Any type of distracted driving, however, can cause pedestrian and cyclist accidents, rear-end accidents, or “crossover” accidents involving a driver drifting into another lane and either sideswiping someone beside them or drifting into oncoming traffic and hitting someone in a head-on collision.

What should you do if you’re in an accident involving distracted driving?

One of the first things you should do after getting into a car collision, whether you’re a pedestrian, motorcycle driver, or driving a car or SUV, is to call 911. First responders can quickly diagnose your injuries from the wreck and ensure you get the right treatment.

The responding police officer will fill out an accident report, which contains many of the important details from the wreck, including a narrative where the officer can write down how the accident happened.

But the other driver is probably not going to say that they were texting and driving.

How can you prove a distracted driving claim?

Your attorney will conduct an independent investigation into the crash, including subpoenaing the cell phone records of the other driver to prove they were using their phone while driving.

If the other driver had passengers, they could be deposed, which is questioning under oath as part of the case investigation. A deposition is administered with the same oath to tell the truth as in a courtroom, so violating this oath can carry serious legal penalties. 

Your lawyer can ask the other driver’s passengers what the driver was doing at the time of the crash, and they’re legally required to tell the truth.

Do you need help after a distracted driving accident?

If you’ve been hit by another driver, whether you were walking, riding your bike, or driving, there’s a good chance that they were distracted. If they were, then they may be liable for the collision and your resulting injuries and other losses. 

A traffic ticket violation attorney from New York Traffic Ticket Lawyers can help you build your case against the driver and secure you the compensation you deserve. Give us a call today to learn more about our services in Central New York.

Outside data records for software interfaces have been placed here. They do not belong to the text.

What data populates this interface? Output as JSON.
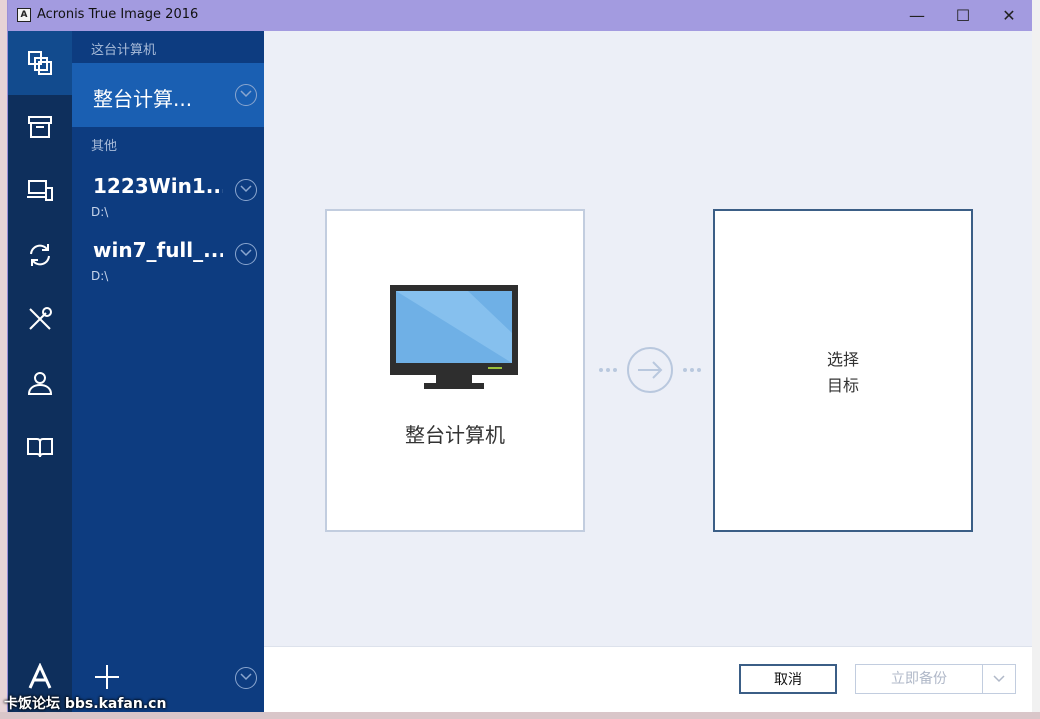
{
  "window": {
    "title": "Acronis True Image 2016",
    "app_icon": "A",
    "minimize_glyph": "—",
    "maximize_glyph": "☐",
    "close_glyph": "✕"
  },
  "rail": {
    "items": [
      {
        "name": "backup-icon",
        "active": true
      },
      {
        "name": "archive-icon",
        "active": false
      },
      {
        "name": "devices-icon",
        "active": false
      },
      {
        "name": "sync-icon",
        "active": false
      },
      {
        "name": "tools-icon",
        "active": false
      },
      {
        "name": "account-icon",
        "active": false
      },
      {
        "name": "help-book-icon",
        "active": false
      }
    ],
    "logo": "A"
  },
  "panel": {
    "this_computer_label": "这台计算机",
    "selected_source": "整台计算...",
    "other_label": "其他",
    "backups": [
      {
        "name": "1223Win1...",
        "path": "D:\\"
      },
      {
        "name": "win7_full_...",
        "path": "D:\\"
      }
    ]
  },
  "main": {
    "source_card_label": "整台计算机",
    "destination_label": "选择\n目标"
  },
  "footer": {
    "cancel_label": "取消",
    "backup_now_label": "立即备份"
  },
  "watermark": "卡饭论坛 bbs.kafan.cn",
  "colors": {
    "rail_bg": "#0e2f5c",
    "panel_bg": "#0d3c80",
    "selected_bg": "#1a5fb2",
    "accent_border": "#3b5e86",
    "titlebar": "#a39be0"
  }
}
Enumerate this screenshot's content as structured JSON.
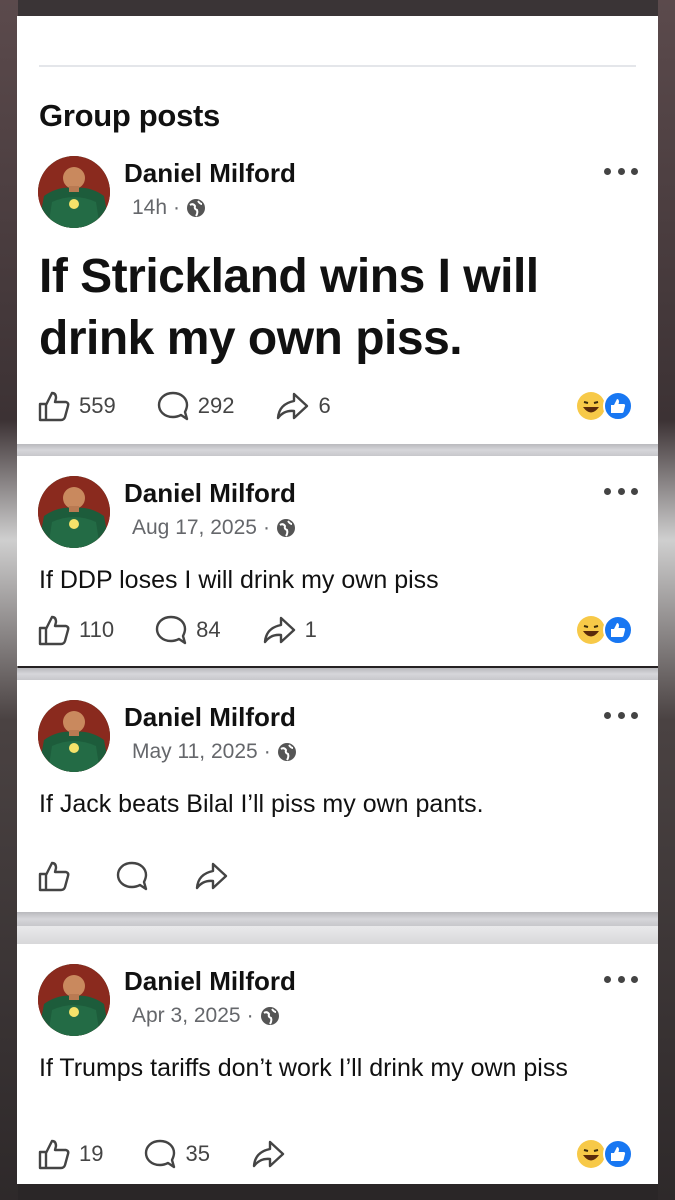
{
  "section": {
    "title": "Group posts"
  },
  "posts": [
    {
      "author": "Daniel Milford",
      "time": "14h",
      "separator": "·",
      "text": "If Strickland wins I will drink my own piss.",
      "likes": "559",
      "comments": "292",
      "shares": "6",
      "reactions": [
        "haha",
        "like"
      ]
    },
    {
      "author": "Daniel Milford",
      "time": "Aug 17, 2025",
      "separator": "·",
      "text": "If DDP loses I will drink my own piss",
      "likes": "110",
      "comments": "84",
      "shares": "1",
      "reactions": [
        "haha",
        "like"
      ]
    },
    {
      "author": "Daniel Milford",
      "time": "May 11, 2025",
      "separator": "·",
      "text": "If Jack beats Bilal I’ll piss my own pants.",
      "likes": "",
      "comments": "",
      "shares": "",
      "reactions": []
    },
    {
      "author": "Daniel Milford",
      "time": "Apr 3, 2025",
      "separator": "·",
      "text": "If Trumps tariffs don’t work I’ll drink my own piss",
      "likes": "19",
      "comments": "35",
      "shares": "",
      "reactions": [
        "haha",
        "like"
      ]
    }
  ],
  "icons": {
    "like": "thumbs-up-outline-icon",
    "comment": "comment-bubble-icon",
    "share": "share-arrow-icon",
    "privacy": "globe-icon",
    "more": "more-dots-icon"
  },
  "colors": {
    "like_blue": "#1877f2",
    "haha_yellow": "#f7c948",
    "meta_gray": "#65676b"
  }
}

David Hammond, Esq. is a traffic offense lawyer and prosecutor that has over a decade of experience fighting for the rights of service members and their families. He served nine years and went on two combat tours as an active duty US Army officer. He then joined the Reserves and moved to Syracuse to be near his family. Not only does he defend the rights of Central New Yorkers, but he also has a veteran-focused practice. David represents servicemen and women before the military appellate courts and takes cases to fix service members’ military records. If you have any questions about this article, you can contact David by clicking here.